ST. LOUIS – The Saint Louis Zoo’s conservation partners in Kenya rescued nine endangered Rothschild’s giraffes from their flooded island.
The giraffe’s included a three-month-old calf, and they are all safe now in their new home at the 4,400-acre sanctuary at Ruko Community Conservancy.
The rescue took months. Conservationists created a handmade barge in order to get the giraffes to safety.
Not only is the zoo’s conservation effort making an impact, but their efforts in other areas are being recognized too.
A Sensory Inclusive certification has now been awarded to the Saint Louis Zoo. Employees have been trained on how to recognize and help people with special needs and how to handle a sensory overload situation.
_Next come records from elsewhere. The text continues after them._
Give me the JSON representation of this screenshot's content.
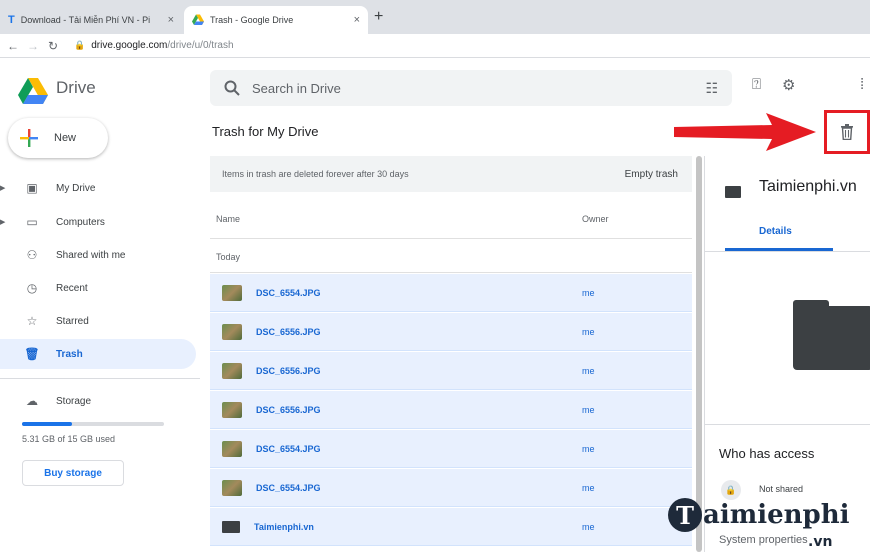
{
  "browser": {
    "tabs": [
      {
        "title": "Download - Tải Miễn Phí VN - Pi",
        "favicon": "T",
        "active": false
      },
      {
        "title": "Trash - Google Drive",
        "active": true
      }
    ],
    "close_glyph": "×",
    "newtab_glyph": "+",
    "url_host": "drive.google.com",
    "url_path": "/drive/u/0/trash"
  },
  "header": {
    "brand": "Drive",
    "search_placeholder": "Search in Drive"
  },
  "sidebar": {
    "new_label": "New",
    "items": [
      {
        "label": "My Drive",
        "icon": "drive-icon",
        "glyph": "▣"
      },
      {
        "label": "Computers",
        "icon": "computer-icon",
        "glyph": "▭"
      },
      {
        "label": "Shared with me",
        "icon": "people-icon",
        "glyph": "⚇"
      },
      {
        "label": "Recent",
        "icon": "clock-icon",
        "glyph": "◷"
      },
      {
        "label": "Starred",
        "icon": "star-icon",
        "glyph": "☆"
      },
      {
        "label": "Trash",
        "icon": "trash-icon",
        "glyph": "🗑"
      }
    ],
    "storage_label": "Storage",
    "storage_used_text": "5.31 GB of 15 GB used",
    "storage_fraction": 0.354,
    "buy_label": "Buy storage"
  },
  "main": {
    "title": "Trash for My Drive",
    "banner_message": "Items in trash are deleted forever after 30 days",
    "empty_trash_label": "Empty trash",
    "columns": {
      "name": "Name",
      "owner": "Owner"
    },
    "section_label": "Today",
    "rows": [
      {
        "name": "DSC_6554.JPG",
        "owner": "me",
        "type": "image"
      },
      {
        "name": "DSC_6556.JPG",
        "owner": "me",
        "type": "image"
      },
      {
        "name": "DSC_6556.JPG",
        "owner": "me",
        "type": "image"
      },
      {
        "name": "DSC_6556.JPG",
        "owner": "me",
        "type": "image"
      },
      {
        "name": "DSC_6554.JPG",
        "owner": "me",
        "type": "image"
      },
      {
        "name": "DSC_6554.JPG",
        "owner": "me",
        "type": "image"
      },
      {
        "name": "Taimienphi.vn",
        "owner": "me",
        "type": "folder"
      }
    ]
  },
  "details": {
    "name": "Taimienphi.vn",
    "tab_label": "Details",
    "access_title": "Who has access",
    "sharing_status": "Not shared",
    "system_properties": "System properties"
  },
  "watermark": {
    "text": "aimienphi",
    "suffix": ".vn"
  },
  "colors": {
    "highlight": "#e51c23",
    "accent": "#1a73e8",
    "selected_row": "#e8f0fe"
  }
}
People visiting the Saint Louis Zoo will see new signs that indicate places that may be challenging for people with sensory issues. These areas can include noises, temperature, smells or sounds, as well as quiet spaces for relaxing.
People with autism, dementia, PTSD, and other similar conditions may have sensory issues. Over stimulation and noise is a common issue for them. The Zoo is now better prepared to help more guests have a comfortable experience.
KultureCity is a nationally recognized nonprofit that provides sensory inclusion training and tools to venues and large-scale events. They helped the Zoo with the training and you may see their logo on some of the signs throughout the park.
“To know that you soon will be able to see families visit an attraction such as a zoo, a true community binding experience, with their loved ones who have a sensory challenge and who were not able to previously attend, is truly a heartwarming moment. Our communities are what shapes our lives and to know that the Saint Louis Zoo is willing to go the extra mile to ensure that everyone, no matter their ability, is included in their community is amazing.” Dr. Julian Maha, Co-Founder, KultureCity.
Download the KultureCity app to view what sensory features are available and how to can access them.